Farm tenancy in Iowa is a live question because already, a large percentage of the farms of the state are operated by tenants and because there has been a rapid increase in the number of farms rented from year to year. The opinion is quite generally held that one can tell a rented farm by its dilapidated buildings, poor crops and worn out land. It is also quite generally believed that there is something wrong with the existing system of. farm leases as a whole. The fact is that many of the best managed and most successful farms are operated by tenants and in general it may be stated that out of experience have come several methods of leasing which seem to provide for good farming and a fair division of returns between the land owner and tenant.
These general facts were brought out in an investigation prompted by the general interest in farm tenancy and the rapid increase of rented farms operated by year to year tenants. Director C. F. Curtiss of the Iowa Agricultural Experiment station planned to undertake this investigation and secured the cooperation of the United States Department of Agriculture in an effort to get at the truth about farm tenancy and to determine what constitutes a satisfactory farm lease.

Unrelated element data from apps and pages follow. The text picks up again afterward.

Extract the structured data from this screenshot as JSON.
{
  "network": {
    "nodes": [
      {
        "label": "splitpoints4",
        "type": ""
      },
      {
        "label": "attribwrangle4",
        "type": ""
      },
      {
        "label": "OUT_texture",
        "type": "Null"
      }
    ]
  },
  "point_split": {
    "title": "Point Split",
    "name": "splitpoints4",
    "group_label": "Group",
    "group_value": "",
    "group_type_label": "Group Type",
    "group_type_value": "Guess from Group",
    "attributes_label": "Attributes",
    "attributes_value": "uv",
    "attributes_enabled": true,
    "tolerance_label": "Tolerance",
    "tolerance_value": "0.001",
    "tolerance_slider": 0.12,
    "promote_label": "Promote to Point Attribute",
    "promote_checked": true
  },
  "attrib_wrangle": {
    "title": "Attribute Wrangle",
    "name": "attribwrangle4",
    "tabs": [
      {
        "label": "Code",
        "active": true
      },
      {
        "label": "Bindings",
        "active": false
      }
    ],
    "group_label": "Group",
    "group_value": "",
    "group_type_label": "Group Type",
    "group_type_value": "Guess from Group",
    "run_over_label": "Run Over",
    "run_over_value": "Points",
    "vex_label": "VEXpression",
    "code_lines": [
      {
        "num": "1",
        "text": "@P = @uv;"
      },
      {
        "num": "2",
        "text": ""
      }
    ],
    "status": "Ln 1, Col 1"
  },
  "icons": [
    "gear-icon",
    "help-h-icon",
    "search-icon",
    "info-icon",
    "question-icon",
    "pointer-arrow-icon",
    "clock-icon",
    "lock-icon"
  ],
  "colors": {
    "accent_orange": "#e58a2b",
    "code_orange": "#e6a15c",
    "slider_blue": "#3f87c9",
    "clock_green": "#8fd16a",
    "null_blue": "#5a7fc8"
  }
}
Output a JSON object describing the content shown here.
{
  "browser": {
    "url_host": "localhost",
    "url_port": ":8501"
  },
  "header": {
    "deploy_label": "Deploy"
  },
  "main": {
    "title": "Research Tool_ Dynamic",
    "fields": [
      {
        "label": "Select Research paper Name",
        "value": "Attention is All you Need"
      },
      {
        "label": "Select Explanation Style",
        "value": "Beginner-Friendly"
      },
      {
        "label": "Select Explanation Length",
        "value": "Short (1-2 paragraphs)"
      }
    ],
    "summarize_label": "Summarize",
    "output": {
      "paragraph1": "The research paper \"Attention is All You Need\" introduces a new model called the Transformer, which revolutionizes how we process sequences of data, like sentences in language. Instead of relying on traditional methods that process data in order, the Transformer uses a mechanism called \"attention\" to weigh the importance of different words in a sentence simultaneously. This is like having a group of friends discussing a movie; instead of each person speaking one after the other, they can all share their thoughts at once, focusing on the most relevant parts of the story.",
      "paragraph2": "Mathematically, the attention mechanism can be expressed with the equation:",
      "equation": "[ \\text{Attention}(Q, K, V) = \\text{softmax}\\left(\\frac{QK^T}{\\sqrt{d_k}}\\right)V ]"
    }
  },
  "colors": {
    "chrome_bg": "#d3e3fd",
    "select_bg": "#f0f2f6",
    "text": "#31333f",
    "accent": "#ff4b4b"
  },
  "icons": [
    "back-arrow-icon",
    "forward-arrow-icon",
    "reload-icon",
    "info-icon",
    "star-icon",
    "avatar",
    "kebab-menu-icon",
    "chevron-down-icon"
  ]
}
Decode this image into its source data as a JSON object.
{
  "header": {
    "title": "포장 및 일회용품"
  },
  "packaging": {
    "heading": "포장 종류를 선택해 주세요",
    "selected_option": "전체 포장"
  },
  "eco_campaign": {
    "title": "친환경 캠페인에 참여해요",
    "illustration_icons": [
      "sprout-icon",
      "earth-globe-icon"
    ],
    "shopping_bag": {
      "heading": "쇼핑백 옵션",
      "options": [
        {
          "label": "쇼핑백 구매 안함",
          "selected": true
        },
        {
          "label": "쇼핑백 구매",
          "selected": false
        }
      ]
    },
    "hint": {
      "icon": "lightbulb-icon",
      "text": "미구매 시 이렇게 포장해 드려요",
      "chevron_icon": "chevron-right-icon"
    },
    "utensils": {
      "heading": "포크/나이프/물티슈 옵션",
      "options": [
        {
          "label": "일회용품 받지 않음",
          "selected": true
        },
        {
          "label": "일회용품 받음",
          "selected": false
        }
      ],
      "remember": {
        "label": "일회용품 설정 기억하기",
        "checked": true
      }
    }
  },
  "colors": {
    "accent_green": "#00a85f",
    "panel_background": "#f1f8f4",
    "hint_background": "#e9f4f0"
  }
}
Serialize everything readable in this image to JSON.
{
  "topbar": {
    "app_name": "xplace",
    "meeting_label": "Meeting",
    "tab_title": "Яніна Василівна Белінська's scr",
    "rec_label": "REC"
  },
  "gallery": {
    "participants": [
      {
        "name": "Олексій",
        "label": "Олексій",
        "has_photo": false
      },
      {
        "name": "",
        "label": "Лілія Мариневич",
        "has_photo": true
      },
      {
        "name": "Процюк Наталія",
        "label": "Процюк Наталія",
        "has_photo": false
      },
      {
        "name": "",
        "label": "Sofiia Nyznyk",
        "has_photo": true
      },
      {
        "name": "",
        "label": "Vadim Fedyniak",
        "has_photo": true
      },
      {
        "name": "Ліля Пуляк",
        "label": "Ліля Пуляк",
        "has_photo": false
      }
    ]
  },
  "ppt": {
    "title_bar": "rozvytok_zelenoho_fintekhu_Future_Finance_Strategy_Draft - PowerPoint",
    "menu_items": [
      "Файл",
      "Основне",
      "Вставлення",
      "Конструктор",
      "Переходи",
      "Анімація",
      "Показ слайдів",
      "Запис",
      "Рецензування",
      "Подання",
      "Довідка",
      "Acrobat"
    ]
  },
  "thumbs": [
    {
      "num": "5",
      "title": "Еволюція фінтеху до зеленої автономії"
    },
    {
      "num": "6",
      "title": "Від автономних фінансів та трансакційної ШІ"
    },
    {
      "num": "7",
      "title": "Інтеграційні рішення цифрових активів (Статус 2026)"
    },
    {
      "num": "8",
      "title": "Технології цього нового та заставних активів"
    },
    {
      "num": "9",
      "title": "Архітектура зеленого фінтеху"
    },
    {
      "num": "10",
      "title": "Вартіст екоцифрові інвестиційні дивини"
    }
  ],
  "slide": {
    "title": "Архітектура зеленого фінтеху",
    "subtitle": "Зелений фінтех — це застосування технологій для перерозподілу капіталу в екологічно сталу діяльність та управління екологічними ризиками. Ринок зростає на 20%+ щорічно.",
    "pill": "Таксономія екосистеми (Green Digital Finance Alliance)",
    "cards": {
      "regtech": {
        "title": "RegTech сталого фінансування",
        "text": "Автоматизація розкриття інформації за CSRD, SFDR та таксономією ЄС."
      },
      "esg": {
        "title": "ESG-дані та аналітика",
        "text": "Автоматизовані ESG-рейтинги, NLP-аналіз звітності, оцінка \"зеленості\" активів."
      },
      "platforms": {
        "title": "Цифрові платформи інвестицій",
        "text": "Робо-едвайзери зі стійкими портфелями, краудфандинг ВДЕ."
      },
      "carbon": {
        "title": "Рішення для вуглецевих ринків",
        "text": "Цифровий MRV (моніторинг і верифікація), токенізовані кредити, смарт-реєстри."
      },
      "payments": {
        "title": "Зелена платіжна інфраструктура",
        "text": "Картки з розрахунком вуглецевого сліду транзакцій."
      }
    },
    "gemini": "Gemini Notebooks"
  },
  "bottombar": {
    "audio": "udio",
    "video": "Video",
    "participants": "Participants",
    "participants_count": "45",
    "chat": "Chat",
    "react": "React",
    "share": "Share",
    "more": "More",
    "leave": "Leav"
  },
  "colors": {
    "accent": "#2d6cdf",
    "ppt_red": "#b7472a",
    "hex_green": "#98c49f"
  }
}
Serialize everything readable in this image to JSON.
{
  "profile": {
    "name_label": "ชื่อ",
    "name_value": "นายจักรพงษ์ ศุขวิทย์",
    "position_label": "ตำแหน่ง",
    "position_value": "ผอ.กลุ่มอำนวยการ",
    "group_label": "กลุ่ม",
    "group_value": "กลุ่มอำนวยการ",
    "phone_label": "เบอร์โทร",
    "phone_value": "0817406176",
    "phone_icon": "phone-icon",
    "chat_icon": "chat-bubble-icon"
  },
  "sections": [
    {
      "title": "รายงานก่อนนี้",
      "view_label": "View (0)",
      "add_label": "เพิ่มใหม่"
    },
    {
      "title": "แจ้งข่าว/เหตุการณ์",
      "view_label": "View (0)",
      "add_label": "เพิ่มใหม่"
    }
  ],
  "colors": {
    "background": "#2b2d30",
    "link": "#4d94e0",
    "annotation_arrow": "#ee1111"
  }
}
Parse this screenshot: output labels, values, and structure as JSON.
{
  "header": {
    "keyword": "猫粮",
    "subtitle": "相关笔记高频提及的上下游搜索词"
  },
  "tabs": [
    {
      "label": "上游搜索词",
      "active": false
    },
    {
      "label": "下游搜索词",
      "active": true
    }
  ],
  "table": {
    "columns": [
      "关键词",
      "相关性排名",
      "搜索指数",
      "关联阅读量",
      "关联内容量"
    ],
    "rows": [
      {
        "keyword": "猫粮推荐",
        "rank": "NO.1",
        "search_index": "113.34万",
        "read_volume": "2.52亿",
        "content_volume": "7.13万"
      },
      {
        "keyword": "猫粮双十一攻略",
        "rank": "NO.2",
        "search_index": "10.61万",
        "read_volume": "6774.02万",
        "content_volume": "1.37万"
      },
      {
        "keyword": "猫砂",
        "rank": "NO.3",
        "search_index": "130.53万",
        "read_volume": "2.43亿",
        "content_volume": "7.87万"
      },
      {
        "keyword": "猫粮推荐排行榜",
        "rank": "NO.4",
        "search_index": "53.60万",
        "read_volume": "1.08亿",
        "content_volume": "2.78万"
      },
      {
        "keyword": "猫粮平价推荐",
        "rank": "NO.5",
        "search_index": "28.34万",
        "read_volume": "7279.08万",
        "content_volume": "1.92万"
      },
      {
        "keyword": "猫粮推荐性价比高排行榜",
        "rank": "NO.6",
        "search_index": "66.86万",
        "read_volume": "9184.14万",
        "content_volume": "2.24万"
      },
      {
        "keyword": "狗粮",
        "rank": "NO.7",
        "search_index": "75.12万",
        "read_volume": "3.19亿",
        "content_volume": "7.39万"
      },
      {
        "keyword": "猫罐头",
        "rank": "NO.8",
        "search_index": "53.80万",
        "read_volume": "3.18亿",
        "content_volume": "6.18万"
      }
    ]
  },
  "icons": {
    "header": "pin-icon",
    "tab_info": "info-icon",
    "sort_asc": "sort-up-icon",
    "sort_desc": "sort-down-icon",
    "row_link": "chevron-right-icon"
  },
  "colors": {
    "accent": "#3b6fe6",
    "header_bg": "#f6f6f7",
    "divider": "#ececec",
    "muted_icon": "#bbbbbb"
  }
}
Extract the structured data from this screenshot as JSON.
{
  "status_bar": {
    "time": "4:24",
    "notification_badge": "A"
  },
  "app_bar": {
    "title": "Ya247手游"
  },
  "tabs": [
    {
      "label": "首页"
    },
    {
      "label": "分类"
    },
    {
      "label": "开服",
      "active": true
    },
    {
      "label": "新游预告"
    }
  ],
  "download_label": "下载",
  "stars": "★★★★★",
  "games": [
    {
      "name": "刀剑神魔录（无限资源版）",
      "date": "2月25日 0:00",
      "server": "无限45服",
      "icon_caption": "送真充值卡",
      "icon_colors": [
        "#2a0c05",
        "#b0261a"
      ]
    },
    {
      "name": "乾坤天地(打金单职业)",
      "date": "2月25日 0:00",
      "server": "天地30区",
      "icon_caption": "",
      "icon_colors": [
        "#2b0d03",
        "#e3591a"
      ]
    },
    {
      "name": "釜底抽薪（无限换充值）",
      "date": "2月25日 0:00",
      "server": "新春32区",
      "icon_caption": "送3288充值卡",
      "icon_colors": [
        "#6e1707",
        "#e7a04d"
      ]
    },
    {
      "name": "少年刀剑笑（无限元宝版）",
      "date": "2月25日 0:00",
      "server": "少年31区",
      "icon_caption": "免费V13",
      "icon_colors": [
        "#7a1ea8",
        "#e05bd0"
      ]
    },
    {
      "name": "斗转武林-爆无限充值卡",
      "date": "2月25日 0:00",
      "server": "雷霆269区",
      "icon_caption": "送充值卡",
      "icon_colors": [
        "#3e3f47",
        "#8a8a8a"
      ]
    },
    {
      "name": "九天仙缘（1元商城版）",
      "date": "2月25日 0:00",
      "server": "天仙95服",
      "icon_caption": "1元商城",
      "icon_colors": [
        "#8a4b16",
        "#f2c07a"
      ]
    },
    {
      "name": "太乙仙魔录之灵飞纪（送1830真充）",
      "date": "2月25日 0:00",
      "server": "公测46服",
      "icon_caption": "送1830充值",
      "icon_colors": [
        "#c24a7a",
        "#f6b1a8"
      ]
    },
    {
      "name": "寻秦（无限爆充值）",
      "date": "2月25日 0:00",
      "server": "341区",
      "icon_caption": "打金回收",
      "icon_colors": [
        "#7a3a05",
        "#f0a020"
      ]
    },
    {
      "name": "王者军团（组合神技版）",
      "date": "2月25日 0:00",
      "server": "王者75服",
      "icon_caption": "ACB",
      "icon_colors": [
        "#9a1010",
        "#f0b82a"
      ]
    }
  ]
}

In other words, the purpose of the investigation was to learn what the landlord and tenant each should furnish and what each should receive in a lease which calls for profitable farming and a fair division of the farm returns.
Lloyd, O. G.
"Farm leases in Iowa,"
Bulletin: Vol. 14
, Article 1.
Available at: https://lib.dr.iastate.edu/bulletin/vol14/iss159/1